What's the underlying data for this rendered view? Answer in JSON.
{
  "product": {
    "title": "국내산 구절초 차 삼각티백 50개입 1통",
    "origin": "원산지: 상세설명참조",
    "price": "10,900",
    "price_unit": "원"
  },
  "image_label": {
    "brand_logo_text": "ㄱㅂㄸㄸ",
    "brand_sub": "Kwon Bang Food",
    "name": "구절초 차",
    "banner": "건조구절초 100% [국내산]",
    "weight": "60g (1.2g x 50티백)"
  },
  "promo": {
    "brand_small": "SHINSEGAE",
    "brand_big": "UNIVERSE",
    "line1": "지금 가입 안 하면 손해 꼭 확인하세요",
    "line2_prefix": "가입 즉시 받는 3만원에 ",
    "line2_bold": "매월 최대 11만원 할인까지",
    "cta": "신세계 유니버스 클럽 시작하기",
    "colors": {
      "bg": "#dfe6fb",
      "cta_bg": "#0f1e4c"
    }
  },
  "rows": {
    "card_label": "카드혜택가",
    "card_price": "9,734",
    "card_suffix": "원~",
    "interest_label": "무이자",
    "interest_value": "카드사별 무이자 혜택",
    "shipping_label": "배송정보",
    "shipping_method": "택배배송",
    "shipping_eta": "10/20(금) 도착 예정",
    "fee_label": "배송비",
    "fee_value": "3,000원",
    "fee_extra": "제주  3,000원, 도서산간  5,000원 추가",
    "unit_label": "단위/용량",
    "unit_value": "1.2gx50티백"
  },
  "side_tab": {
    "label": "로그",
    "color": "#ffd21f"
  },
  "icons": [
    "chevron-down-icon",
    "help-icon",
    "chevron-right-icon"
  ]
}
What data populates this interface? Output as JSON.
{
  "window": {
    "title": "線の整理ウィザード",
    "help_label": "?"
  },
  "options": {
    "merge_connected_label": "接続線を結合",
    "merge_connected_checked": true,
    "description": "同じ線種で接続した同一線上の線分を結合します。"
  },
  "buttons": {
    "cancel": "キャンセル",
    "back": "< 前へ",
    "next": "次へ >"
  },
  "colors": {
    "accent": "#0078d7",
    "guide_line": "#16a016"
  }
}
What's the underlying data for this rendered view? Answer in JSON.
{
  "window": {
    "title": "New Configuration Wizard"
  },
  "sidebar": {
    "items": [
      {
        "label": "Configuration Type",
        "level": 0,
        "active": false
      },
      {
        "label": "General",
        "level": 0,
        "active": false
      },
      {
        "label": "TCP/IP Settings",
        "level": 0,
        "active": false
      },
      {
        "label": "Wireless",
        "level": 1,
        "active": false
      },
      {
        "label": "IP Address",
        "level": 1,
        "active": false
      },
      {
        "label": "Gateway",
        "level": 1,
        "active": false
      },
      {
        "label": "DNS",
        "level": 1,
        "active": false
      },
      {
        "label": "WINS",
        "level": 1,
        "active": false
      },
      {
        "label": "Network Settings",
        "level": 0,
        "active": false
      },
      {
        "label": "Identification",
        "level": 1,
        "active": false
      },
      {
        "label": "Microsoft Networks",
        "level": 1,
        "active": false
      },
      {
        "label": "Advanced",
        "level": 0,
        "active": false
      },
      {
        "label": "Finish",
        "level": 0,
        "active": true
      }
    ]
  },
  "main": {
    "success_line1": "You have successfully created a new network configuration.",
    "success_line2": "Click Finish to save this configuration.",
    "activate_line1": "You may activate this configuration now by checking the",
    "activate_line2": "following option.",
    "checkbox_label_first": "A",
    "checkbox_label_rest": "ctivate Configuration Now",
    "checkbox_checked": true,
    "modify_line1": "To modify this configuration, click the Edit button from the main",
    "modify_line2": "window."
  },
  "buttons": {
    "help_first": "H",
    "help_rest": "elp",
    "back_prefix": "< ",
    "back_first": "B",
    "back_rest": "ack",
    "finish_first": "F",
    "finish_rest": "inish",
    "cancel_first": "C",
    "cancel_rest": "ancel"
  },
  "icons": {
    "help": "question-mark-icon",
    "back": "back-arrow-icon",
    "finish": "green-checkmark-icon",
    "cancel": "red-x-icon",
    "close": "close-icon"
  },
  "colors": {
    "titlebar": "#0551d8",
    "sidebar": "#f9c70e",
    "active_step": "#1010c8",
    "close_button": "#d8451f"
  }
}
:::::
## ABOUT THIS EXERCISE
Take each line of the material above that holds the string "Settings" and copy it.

## RESULT FOR THIS EXERCISE
        "label": "TCP/IP Settings",
        "label": "Network Settings",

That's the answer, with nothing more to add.